What to work on: Where a line in the entries below contains the word "JSON", it counts; give the total by itself.

* * * * * * * * *

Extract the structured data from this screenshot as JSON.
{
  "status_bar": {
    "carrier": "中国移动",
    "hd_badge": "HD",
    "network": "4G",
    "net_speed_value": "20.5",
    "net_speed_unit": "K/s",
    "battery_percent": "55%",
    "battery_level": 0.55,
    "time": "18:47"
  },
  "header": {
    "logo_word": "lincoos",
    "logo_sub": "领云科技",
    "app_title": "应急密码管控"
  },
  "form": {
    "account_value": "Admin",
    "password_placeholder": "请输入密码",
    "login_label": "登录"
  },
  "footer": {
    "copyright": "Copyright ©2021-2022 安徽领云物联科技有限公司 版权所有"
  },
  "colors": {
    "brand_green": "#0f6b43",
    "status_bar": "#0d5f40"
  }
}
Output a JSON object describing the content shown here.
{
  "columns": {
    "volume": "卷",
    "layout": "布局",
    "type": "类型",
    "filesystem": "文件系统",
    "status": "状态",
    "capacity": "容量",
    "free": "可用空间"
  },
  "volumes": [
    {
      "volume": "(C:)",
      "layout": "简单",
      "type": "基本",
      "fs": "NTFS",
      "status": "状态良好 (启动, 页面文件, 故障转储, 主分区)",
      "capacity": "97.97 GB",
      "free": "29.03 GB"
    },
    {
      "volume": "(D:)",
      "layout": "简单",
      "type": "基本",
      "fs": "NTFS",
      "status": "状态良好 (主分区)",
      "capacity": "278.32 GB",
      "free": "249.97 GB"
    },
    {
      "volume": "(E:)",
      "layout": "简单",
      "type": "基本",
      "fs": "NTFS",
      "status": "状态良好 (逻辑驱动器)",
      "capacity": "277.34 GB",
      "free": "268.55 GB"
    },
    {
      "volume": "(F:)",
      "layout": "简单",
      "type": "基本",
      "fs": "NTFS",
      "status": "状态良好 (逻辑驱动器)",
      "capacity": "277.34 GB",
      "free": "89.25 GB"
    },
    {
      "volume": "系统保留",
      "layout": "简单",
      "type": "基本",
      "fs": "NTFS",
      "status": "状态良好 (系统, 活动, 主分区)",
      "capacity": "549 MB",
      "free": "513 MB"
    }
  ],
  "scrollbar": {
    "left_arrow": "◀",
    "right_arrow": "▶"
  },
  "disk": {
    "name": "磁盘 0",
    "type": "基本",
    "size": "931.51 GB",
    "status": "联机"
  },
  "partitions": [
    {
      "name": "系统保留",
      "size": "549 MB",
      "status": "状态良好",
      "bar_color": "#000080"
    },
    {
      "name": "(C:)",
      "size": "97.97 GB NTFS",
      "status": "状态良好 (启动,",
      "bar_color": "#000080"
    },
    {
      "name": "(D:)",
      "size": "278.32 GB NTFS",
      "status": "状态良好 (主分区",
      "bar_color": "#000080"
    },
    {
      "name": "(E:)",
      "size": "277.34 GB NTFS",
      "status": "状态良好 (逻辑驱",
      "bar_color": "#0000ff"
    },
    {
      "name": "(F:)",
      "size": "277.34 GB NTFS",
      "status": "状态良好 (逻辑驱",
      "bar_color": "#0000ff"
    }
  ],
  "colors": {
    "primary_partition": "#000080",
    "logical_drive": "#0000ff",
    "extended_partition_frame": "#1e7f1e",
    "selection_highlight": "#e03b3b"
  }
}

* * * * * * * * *

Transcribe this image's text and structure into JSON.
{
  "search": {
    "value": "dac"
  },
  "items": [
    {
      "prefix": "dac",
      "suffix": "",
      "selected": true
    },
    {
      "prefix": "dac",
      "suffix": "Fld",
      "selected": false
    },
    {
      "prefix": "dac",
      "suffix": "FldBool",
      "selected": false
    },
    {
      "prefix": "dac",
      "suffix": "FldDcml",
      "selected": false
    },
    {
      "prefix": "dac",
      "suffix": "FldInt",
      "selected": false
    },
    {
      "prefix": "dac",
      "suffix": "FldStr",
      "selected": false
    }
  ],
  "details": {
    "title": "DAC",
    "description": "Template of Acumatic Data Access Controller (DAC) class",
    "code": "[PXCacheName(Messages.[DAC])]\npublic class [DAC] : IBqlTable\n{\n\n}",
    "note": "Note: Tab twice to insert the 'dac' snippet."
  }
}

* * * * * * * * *

Response for this exercise: 3